ACTIVITY: From the listing below, tally the lines that include "Internet". Return only the total.

MATERIAL PROVIDED:
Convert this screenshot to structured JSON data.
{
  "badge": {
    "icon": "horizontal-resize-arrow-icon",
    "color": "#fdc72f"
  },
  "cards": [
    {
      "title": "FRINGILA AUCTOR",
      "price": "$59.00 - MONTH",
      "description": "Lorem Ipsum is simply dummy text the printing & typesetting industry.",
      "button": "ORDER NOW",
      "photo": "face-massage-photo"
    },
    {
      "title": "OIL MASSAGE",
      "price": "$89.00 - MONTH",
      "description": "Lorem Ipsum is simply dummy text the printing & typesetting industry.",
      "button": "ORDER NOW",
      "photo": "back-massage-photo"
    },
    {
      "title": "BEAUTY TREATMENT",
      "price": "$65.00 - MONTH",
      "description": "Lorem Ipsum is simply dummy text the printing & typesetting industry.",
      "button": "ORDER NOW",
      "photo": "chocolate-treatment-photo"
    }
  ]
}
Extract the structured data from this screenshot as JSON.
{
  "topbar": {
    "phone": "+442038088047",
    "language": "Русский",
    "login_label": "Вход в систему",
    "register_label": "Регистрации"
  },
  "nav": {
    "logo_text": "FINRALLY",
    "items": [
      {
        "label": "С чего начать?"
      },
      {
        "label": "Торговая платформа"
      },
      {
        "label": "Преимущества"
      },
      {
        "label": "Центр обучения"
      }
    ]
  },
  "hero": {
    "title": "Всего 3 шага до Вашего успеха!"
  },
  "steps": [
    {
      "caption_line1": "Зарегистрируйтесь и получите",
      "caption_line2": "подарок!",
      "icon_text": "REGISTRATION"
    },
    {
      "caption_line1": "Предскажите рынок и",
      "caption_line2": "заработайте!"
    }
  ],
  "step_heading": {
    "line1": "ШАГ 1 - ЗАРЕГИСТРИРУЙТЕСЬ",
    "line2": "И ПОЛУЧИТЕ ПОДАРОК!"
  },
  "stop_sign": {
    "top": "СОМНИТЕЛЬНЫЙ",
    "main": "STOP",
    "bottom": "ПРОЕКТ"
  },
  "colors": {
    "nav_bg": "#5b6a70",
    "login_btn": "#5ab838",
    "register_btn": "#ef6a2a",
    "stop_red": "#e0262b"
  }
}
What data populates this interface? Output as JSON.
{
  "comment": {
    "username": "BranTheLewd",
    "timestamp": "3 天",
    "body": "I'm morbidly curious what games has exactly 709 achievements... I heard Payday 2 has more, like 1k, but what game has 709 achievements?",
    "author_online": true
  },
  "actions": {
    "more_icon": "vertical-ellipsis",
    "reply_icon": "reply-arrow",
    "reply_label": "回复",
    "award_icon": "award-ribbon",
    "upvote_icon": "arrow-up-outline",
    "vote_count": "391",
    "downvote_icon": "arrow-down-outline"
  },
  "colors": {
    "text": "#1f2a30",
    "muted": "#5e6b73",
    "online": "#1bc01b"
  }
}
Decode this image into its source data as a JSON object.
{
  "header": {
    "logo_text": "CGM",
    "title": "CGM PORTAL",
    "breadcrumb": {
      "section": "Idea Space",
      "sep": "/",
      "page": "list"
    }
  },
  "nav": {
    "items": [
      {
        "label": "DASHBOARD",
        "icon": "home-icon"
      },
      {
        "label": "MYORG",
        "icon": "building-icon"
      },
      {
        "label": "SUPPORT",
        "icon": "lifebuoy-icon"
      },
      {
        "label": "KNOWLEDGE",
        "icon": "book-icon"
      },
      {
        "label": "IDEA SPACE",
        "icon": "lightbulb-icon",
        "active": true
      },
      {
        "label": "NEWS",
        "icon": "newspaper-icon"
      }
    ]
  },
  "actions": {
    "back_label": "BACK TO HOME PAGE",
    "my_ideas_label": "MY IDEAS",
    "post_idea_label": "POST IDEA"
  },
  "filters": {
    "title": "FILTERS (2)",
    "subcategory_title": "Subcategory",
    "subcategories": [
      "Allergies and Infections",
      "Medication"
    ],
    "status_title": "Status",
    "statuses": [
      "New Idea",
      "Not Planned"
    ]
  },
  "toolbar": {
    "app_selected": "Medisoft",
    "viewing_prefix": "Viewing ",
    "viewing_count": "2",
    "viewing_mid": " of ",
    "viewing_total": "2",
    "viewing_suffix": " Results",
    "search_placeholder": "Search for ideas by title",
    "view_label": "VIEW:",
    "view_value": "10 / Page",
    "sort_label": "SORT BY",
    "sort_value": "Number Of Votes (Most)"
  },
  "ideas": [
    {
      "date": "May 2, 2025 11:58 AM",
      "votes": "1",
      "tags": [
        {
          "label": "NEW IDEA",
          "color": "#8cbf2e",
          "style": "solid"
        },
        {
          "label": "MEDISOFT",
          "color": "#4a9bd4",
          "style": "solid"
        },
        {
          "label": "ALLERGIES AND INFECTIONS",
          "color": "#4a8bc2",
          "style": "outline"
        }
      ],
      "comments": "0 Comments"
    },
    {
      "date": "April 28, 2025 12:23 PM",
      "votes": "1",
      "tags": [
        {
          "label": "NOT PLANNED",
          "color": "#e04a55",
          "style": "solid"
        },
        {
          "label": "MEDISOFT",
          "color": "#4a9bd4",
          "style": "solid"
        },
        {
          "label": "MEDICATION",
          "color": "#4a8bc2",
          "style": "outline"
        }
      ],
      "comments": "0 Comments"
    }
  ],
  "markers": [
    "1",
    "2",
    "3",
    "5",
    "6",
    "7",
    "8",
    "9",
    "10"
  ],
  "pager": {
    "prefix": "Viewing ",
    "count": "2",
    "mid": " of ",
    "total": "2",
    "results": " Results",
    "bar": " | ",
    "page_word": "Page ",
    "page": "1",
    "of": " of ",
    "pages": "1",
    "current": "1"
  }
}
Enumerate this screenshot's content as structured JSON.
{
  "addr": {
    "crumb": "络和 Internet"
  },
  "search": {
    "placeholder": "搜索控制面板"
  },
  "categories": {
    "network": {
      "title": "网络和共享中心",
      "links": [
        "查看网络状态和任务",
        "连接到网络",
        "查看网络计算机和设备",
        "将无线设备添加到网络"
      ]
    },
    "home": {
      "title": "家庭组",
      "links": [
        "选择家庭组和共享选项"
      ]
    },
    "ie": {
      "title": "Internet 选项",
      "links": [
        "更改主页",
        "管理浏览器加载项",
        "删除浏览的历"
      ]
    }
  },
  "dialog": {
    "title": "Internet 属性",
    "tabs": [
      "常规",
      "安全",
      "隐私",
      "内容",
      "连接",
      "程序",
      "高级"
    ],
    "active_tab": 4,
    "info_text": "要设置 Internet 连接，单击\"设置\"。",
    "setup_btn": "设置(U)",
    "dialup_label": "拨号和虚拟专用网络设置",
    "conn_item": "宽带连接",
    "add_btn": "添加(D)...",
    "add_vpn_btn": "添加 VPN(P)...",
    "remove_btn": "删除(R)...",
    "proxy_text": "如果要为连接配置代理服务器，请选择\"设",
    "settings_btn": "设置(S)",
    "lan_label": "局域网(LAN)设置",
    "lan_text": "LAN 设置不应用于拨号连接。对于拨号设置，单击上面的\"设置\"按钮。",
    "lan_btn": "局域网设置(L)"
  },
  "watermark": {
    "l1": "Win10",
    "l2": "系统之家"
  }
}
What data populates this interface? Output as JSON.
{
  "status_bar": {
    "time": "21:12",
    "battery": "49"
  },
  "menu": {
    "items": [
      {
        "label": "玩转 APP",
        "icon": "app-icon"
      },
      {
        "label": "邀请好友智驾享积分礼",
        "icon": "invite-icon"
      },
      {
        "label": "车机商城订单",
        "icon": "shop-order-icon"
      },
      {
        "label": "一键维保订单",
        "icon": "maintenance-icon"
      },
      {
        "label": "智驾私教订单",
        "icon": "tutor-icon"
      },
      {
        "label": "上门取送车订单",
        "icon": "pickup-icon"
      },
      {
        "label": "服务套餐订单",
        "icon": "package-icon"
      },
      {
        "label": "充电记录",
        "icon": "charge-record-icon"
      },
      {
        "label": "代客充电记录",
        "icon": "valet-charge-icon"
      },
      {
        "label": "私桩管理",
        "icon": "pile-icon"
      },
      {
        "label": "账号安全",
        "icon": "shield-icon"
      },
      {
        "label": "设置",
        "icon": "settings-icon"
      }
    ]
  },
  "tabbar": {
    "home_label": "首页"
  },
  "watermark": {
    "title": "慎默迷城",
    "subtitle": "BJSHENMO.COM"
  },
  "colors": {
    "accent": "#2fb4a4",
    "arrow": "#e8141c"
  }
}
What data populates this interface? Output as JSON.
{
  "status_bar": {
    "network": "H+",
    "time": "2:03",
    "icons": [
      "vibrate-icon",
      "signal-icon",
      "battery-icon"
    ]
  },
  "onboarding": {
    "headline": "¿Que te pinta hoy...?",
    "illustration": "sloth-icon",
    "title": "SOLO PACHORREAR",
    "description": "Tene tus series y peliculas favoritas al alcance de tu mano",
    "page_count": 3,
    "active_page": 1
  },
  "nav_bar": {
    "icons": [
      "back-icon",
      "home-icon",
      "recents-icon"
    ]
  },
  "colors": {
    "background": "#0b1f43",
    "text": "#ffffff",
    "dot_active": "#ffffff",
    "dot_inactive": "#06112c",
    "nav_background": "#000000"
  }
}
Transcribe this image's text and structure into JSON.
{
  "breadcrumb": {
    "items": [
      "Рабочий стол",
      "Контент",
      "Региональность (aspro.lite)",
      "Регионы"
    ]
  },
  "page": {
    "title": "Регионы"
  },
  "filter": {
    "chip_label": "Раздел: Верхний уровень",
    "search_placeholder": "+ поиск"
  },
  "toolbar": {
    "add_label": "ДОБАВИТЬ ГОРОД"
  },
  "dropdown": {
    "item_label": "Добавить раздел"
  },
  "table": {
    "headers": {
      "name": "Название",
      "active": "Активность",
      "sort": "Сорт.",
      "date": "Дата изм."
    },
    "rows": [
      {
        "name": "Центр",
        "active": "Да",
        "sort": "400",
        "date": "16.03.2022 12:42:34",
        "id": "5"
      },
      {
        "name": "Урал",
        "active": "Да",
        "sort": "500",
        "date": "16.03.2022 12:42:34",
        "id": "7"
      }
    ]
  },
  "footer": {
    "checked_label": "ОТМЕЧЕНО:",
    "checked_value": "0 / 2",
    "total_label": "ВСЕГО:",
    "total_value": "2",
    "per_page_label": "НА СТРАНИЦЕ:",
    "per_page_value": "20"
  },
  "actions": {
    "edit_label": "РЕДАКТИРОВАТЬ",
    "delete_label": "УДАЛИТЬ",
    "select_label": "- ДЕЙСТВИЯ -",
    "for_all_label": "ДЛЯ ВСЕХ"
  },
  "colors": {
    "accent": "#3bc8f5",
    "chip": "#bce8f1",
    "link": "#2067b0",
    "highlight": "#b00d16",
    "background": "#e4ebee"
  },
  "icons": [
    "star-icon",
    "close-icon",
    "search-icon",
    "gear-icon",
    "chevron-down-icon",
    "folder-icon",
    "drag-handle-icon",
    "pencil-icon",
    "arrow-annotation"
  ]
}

RESULT: 4